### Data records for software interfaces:
========

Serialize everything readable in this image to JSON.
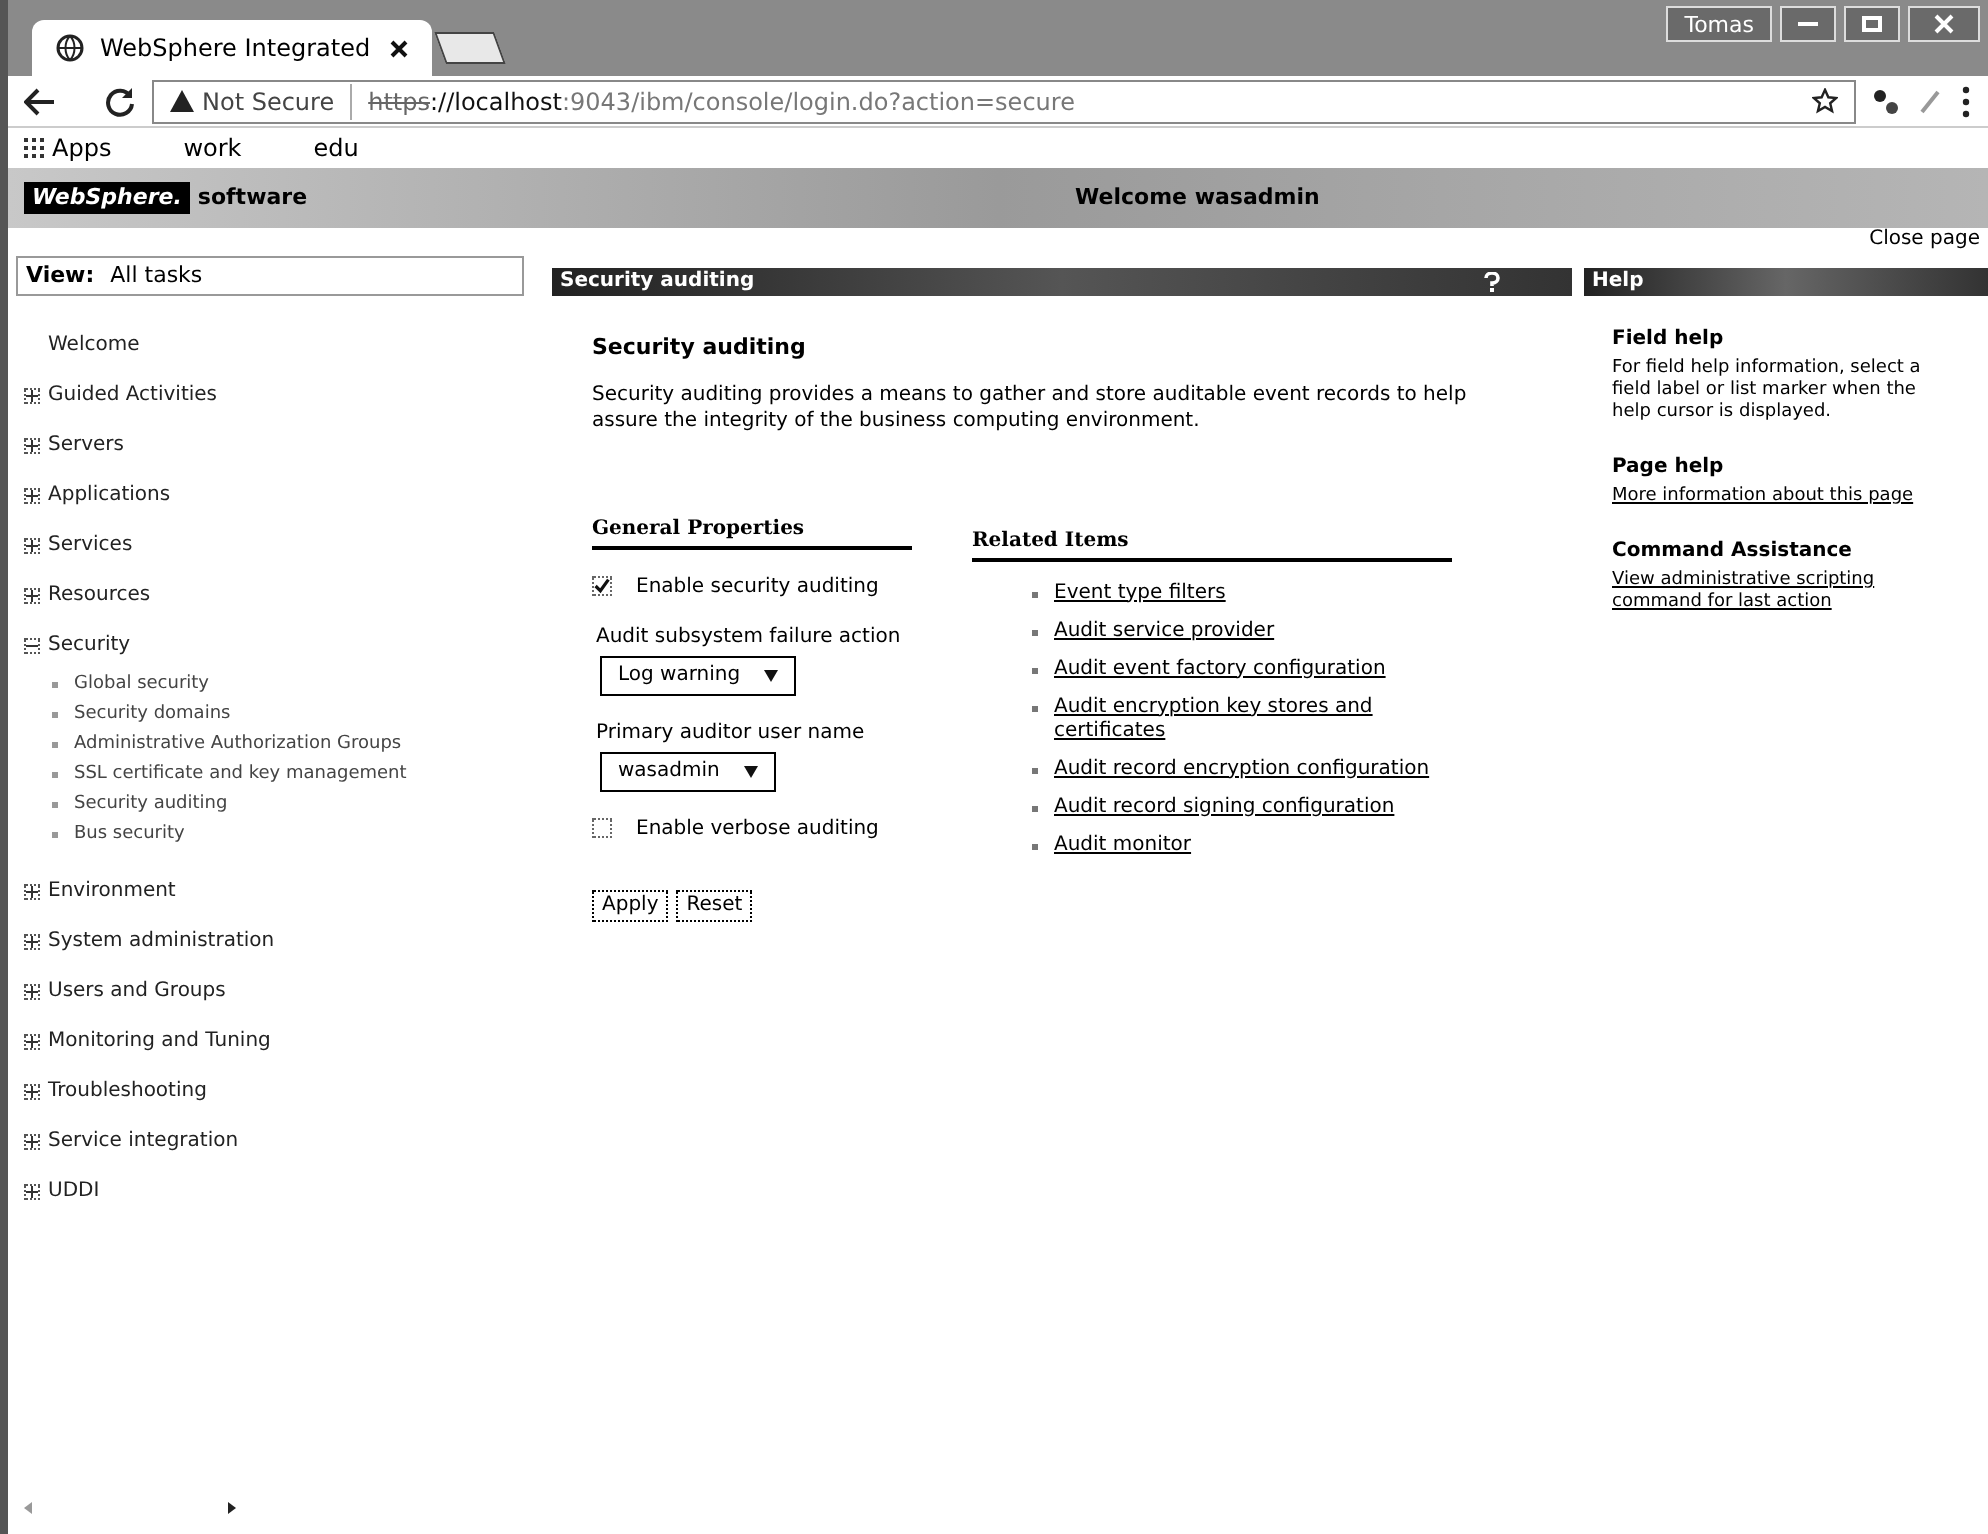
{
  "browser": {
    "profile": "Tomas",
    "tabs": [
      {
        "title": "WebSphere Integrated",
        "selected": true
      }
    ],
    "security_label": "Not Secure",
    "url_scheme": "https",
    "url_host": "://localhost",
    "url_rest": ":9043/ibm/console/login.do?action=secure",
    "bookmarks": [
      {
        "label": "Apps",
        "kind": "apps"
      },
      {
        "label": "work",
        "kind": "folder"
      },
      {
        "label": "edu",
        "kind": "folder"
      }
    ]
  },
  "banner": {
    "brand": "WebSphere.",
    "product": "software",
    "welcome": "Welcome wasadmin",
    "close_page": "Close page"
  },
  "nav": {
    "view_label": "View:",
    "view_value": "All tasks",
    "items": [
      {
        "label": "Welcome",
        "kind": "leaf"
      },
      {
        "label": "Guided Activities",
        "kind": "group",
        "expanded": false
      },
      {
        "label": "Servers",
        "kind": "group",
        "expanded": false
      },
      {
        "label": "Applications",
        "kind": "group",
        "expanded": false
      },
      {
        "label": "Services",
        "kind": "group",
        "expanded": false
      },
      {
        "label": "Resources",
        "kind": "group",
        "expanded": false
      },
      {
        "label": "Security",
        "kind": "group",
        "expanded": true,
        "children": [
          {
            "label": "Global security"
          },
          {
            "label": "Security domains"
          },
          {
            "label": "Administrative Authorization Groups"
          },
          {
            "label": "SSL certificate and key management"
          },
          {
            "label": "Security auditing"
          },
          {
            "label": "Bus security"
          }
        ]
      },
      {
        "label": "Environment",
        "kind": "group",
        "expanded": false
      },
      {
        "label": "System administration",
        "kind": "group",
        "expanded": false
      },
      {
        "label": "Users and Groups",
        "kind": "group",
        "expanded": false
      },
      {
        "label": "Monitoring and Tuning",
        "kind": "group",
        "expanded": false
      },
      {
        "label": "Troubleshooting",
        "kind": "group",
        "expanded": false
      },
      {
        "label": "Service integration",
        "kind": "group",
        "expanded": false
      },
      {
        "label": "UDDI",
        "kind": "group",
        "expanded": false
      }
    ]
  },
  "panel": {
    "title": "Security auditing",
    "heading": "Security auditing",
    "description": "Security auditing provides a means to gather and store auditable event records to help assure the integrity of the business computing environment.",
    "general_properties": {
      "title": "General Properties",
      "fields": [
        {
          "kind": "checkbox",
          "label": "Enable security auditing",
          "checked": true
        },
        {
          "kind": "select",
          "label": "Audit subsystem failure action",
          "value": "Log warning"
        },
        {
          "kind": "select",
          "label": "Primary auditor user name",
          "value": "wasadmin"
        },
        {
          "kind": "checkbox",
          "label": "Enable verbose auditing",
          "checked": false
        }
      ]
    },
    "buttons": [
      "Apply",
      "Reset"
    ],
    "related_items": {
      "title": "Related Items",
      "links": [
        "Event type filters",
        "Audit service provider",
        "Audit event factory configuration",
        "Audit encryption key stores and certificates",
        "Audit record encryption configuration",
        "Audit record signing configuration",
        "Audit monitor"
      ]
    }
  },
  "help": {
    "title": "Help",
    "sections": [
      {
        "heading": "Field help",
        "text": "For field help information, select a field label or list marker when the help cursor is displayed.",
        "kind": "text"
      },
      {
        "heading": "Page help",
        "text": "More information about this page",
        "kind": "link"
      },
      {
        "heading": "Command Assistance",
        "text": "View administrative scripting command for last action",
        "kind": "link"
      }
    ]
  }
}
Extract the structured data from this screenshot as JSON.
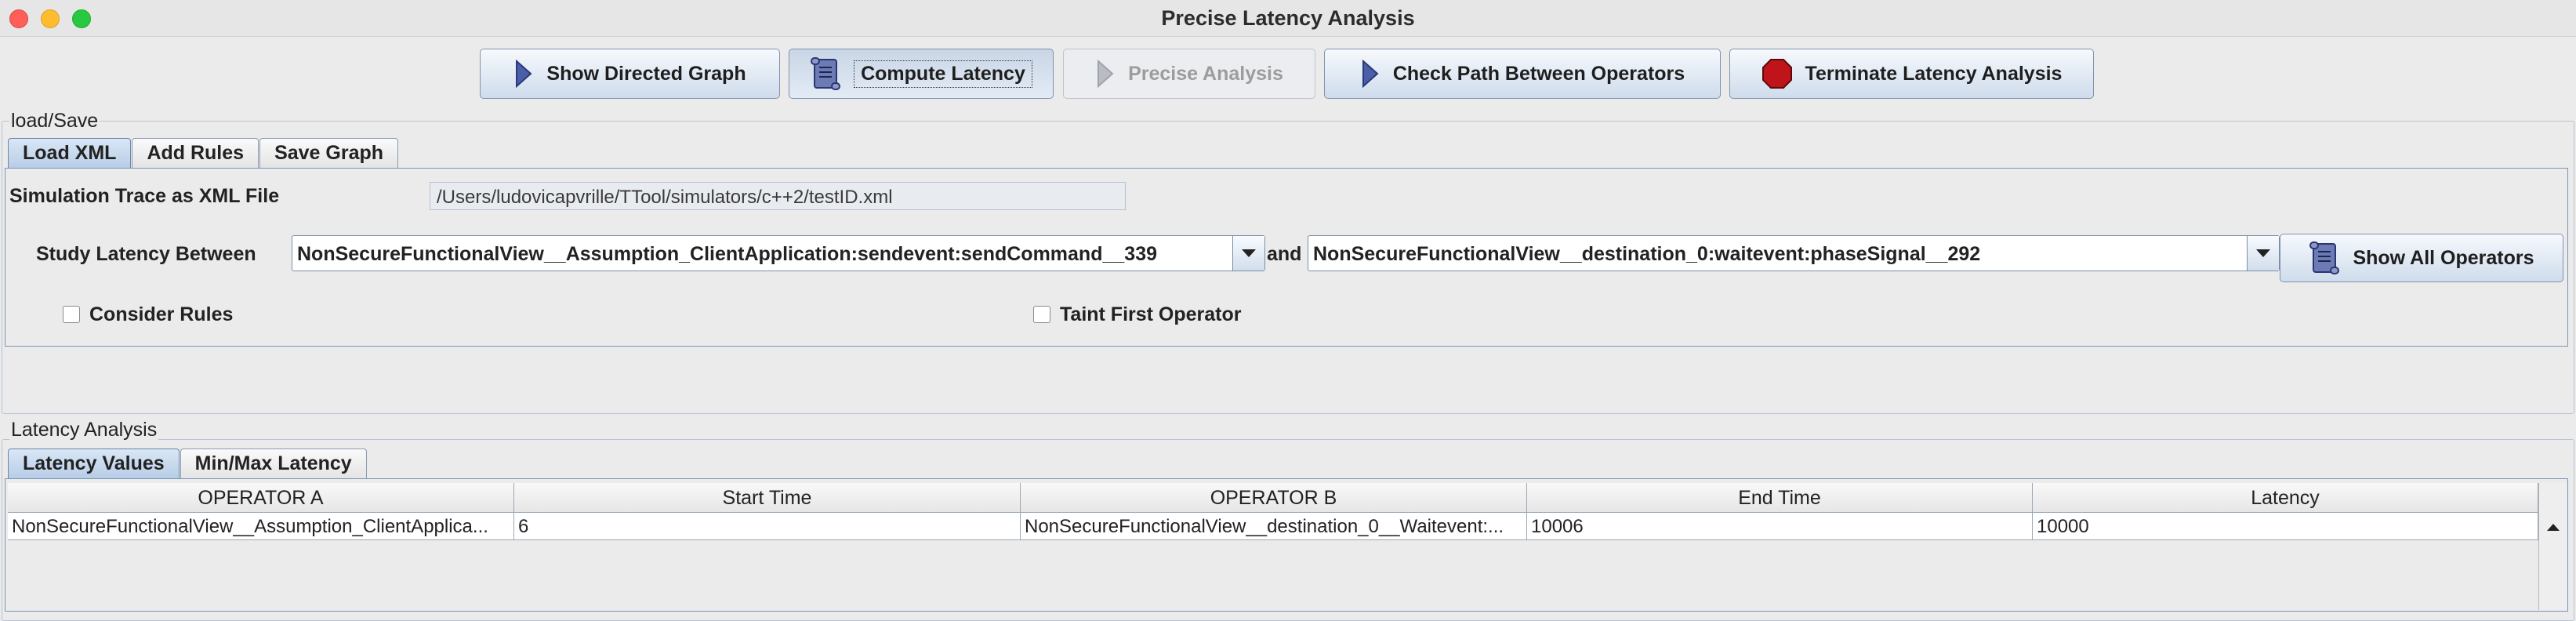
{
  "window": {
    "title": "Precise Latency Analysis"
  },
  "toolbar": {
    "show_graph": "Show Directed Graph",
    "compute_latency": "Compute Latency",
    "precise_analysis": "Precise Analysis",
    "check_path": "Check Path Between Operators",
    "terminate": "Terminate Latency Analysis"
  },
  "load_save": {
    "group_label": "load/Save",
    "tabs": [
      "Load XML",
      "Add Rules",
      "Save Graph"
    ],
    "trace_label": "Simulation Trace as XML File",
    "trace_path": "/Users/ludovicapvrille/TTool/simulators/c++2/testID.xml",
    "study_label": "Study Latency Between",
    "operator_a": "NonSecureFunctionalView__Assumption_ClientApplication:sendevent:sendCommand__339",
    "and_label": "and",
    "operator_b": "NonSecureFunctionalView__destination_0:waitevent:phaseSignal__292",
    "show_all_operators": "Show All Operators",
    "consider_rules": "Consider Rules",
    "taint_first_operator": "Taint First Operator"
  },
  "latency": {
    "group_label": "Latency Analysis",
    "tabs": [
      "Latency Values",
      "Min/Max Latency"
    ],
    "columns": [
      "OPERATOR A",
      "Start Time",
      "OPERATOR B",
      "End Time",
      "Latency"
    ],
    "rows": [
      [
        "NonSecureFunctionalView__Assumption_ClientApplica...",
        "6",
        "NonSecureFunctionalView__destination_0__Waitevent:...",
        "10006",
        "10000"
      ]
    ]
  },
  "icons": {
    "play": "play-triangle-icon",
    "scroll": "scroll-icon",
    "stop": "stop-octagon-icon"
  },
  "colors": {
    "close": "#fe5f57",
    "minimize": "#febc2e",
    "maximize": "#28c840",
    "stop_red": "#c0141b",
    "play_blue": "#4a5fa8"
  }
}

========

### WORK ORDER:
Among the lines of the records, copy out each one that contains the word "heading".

### WORKED SOLUTION:
    "heading": "Security auditing",
        "heading": "Field help",
        "heading": "Page help",
        "heading": "Command Assistance",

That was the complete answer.